prayer includes the totality of existence, for “va’eschanan”
is numerically equivalent to 515. Our Sages relate that there are seven
heavens and seven spaces between these heavens. The size of the earth
and each of these heavens and spaces is the distance that a person can
walk in five hundred years. Thus, 15 times 500 represents the entire
scope of existence.
VaEschanan, we proceed to Parshas Eikev, “And it shall come to pass
after you listen.” Chassidus interprets “listening” as stemming
from kabbalas ol, a commitment transcending all limits, but
becomes internalized through the powers of the intellect. This brings

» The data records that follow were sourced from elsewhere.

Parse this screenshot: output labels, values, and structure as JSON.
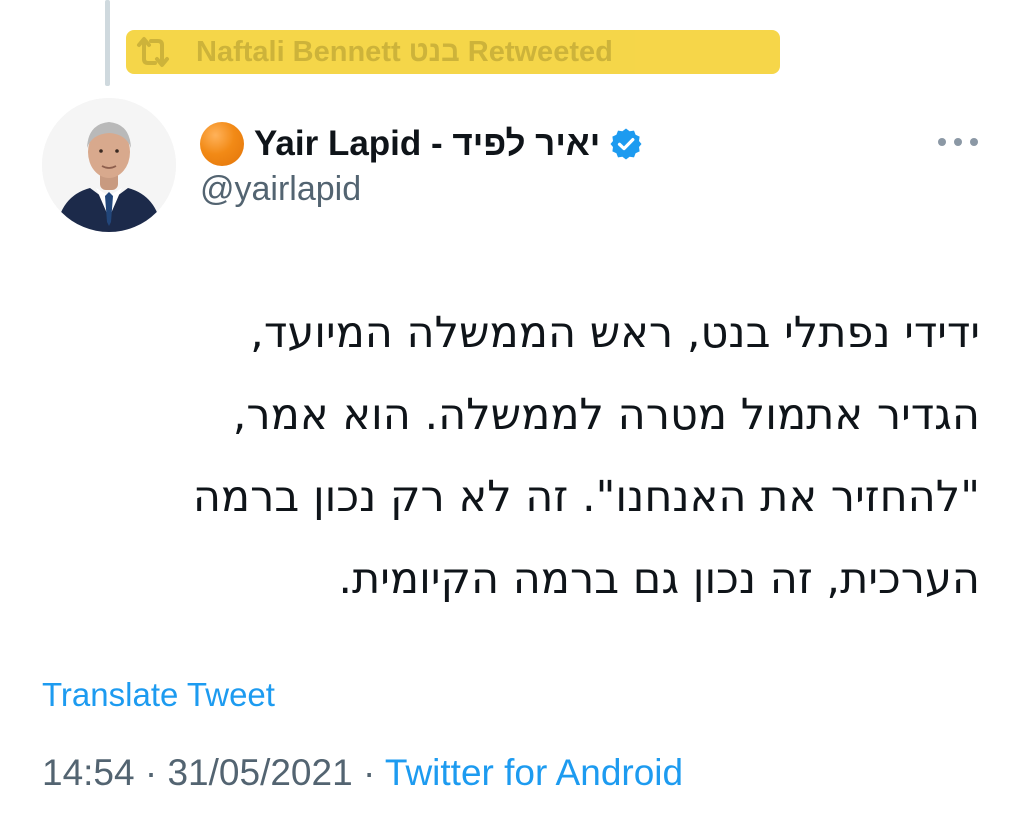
{
  "retweet": {
    "text": "Naftali Bennett בנט Retweeted",
    "icon": "retweet-icon"
  },
  "author": {
    "display_name": "Yair Lapid - יאיר לפיד",
    "handle": "@yairlapid",
    "status_emoji": "orange-circle",
    "verified": true,
    "verified_color": "#1d9bf0"
  },
  "tweet": {
    "lines": [
      "ידידי נפתלי בנט, ראש הממשלה המיועד,",
      "הגדיר אתמול מטרה לממשלה. הוא אמר,",
      "\"להחזיר את האנחנו\". זה לא רק נכון ברמה",
      "הערכית, זה נכון גם ברמה הקיומית."
    ]
  },
  "translate_label": "Translate Tweet",
  "meta": {
    "time": "14:54",
    "separator": "·",
    "date": "31/05/2021",
    "source": "Twitter for Android"
  },
  "colors": {
    "accent": "#1d9bf0",
    "highlight": "#f5d33a",
    "secondary_text": "#536471"
  }
}
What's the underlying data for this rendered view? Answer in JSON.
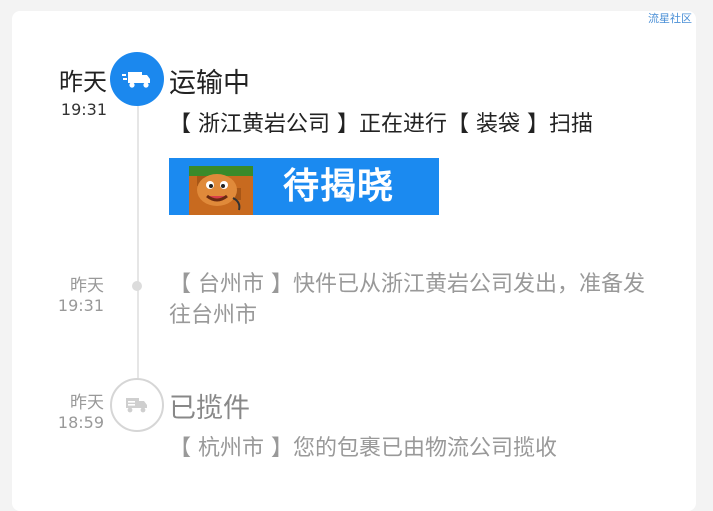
{
  "watermark": "流星社区",
  "events": [
    {
      "day": "昨天",
      "time": "19:31",
      "status": "运输中",
      "description": "【 浙江黄岩公司 】正在进行【 装袋 】扫描",
      "banner_label": "待揭晓",
      "icon": "truck-icon"
    },
    {
      "day": "昨天",
      "time": "19:31",
      "status": "",
      "description": "【 台州市 】快件已从浙江黄岩公司发出，准备发往台州市",
      "icon": "dot"
    },
    {
      "day": "昨天",
      "time": "18:59",
      "status": "已揽件",
      "description": "【 杭州市 】您的包裹已由物流公司揽收",
      "icon": "truck-icon"
    }
  ],
  "colors": {
    "accent": "#1b88ee",
    "banner": "#1b8af0",
    "inactive_text": "#999999"
  }
}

about “And the L-rd, your G-d, will preserve for you the covenant and
the kindness which He swore to your ancestors,” a covenant resulting
from a commitment that is not limited by intellect.
The Talmud explains that from the fifteenth of Av onward, the power of
the sun decreases and “whoever increases will receive an increase.”
Rashi explains that whoever increases his Torah study at night will have
his life increased. Therefore, the Shulchan Aruch mentions
the importance of increasing Torah study at night from the fifteenth of
Av onward. Since the Torah is “our life and the length of our days,”
an increase in Torah study will lead to an increase in our life spans.
is proper to publicize the importance of increasing Torah study from the
fifteenth of Av onward so that it will affect each individual, his
family and the entire Jewish people. Furthermore, as explained in the
Rebbe Rayatz’s maamer “Asara SheYoshvim,” it is
preferable that this study be communal in nature. Therefore, we should
strengthen existing Torah shiurim and establish new shiurim
wherever possible. Since “study is great because it leads to deed,”
this increase in Torah study will surely bring about an increase in the
performance of mitzvos.
will also lead to an increase in life. In simple terms, those who
increase their Torah study will have their life span increased.
Furthermore, a Jew’s commitment to Torah study will lift him above all
worries. Thus, our Sages declared, “The Torah was given only to the
eaters of mann”; a Jew who studies Torah should be able to
devote himself to that study entirely without any concern for worldly
affairs. He can rely on G-d to provide for all his needs and for the
needs of his family. Even if a person has financial worries, making a
commitment to Torah study will lift him above them entirely, for as our
Sages relate, every Jew deserves affluence equal to that of King
this manner we will merit a long, prosperous and healthy life which will
be dedicated to the study of Torah. This will lead to the time when,
together with the entire Jewish people, we proceed with Moshiach to
Eretz Yisroel and to the ultimate consolation, the building of the third